→ Dataset records:
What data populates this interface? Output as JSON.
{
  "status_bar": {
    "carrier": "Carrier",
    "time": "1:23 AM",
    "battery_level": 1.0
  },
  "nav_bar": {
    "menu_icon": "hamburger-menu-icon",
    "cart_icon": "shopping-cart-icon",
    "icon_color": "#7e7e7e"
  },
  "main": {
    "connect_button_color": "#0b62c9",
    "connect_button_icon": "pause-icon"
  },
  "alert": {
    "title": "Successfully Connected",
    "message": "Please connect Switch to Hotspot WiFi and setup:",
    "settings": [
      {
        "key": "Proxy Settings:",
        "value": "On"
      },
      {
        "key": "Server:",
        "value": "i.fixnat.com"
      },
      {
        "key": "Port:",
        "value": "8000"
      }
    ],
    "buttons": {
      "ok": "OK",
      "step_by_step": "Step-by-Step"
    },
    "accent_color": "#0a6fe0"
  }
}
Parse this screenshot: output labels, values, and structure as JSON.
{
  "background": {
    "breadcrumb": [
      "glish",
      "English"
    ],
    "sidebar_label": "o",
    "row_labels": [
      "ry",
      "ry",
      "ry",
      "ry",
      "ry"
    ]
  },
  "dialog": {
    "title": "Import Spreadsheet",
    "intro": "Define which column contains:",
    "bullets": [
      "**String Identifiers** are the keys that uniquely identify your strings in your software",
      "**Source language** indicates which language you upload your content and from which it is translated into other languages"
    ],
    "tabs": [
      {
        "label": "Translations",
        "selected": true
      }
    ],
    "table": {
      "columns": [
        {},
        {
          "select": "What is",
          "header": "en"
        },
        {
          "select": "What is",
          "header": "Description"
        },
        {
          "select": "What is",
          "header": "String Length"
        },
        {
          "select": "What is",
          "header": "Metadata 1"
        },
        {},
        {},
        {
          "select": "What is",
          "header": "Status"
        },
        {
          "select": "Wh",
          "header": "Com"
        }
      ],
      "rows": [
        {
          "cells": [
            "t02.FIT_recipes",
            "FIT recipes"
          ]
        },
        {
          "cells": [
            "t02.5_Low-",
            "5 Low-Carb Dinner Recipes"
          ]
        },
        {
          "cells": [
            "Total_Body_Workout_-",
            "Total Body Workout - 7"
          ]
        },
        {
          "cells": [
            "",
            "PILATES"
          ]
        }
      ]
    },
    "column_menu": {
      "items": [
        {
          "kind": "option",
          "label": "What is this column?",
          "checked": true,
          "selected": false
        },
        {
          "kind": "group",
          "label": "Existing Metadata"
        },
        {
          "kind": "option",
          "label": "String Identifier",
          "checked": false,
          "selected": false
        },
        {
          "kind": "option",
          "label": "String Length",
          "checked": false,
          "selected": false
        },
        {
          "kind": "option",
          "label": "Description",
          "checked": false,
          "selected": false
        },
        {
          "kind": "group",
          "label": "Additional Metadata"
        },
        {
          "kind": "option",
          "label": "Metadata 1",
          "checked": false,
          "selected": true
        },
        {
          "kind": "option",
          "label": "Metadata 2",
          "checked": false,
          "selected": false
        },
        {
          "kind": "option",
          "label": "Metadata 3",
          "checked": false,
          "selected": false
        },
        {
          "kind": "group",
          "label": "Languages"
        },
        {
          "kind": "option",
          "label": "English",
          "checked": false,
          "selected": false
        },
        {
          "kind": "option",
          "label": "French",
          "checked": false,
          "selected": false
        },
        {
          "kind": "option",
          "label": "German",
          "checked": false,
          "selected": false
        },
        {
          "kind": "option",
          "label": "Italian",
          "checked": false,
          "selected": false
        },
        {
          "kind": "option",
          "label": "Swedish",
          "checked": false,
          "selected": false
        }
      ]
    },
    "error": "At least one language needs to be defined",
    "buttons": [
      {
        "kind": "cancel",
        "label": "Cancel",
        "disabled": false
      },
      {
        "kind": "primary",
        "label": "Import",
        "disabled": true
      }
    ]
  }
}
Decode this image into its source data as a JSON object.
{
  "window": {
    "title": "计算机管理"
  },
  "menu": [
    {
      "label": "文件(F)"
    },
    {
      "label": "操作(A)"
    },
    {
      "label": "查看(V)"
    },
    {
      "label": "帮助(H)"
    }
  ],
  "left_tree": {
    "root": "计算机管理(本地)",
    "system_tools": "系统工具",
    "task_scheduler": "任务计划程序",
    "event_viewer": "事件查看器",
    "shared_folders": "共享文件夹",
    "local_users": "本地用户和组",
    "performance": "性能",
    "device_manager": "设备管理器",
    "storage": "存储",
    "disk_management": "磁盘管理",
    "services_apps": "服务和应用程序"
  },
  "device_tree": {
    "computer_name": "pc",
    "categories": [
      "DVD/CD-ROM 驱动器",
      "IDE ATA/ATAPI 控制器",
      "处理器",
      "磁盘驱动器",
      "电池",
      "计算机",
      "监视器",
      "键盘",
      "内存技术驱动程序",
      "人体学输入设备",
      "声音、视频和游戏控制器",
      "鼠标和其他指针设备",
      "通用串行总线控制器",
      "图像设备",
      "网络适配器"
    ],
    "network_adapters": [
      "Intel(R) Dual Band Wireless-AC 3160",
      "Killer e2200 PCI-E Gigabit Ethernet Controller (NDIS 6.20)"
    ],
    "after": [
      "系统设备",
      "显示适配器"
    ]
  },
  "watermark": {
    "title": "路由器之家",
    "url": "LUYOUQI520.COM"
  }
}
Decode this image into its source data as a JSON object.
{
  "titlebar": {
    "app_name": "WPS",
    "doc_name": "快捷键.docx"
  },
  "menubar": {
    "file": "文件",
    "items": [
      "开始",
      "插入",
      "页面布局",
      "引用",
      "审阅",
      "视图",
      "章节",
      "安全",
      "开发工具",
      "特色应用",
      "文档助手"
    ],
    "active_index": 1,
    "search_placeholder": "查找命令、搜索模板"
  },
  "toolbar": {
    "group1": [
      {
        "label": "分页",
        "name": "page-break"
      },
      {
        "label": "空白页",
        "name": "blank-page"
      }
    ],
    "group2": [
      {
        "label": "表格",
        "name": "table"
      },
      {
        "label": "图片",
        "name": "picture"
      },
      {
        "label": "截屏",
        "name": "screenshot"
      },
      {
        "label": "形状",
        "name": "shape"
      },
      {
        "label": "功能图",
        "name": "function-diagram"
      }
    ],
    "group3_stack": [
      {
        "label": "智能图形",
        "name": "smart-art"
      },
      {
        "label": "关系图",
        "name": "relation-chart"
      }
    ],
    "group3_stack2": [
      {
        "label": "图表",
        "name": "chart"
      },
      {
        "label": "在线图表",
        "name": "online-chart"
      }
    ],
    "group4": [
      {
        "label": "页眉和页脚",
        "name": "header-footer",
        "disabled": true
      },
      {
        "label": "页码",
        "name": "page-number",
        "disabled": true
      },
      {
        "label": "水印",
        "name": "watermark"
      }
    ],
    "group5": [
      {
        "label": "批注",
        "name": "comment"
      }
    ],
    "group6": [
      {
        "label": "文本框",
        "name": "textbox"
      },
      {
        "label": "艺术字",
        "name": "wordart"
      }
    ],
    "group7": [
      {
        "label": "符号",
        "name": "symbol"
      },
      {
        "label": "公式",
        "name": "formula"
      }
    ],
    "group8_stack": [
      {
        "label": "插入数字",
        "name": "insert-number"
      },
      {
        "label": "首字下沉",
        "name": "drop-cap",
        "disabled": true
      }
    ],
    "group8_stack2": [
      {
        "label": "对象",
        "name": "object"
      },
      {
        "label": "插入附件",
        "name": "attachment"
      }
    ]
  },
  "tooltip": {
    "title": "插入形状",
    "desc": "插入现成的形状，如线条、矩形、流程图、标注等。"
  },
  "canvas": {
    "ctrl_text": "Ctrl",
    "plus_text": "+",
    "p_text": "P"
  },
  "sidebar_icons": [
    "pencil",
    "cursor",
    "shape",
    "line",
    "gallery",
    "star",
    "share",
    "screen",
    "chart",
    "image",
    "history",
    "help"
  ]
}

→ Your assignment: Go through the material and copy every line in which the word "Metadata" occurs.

→ Answer to the exercise:
          "header": "Metadata 1"
          "label": "Existing Metadata"
          "label": "Additional Metadata"
          "label": "Metadata 1",
          "label": "Metadata 2",
          "label": "Metadata 3",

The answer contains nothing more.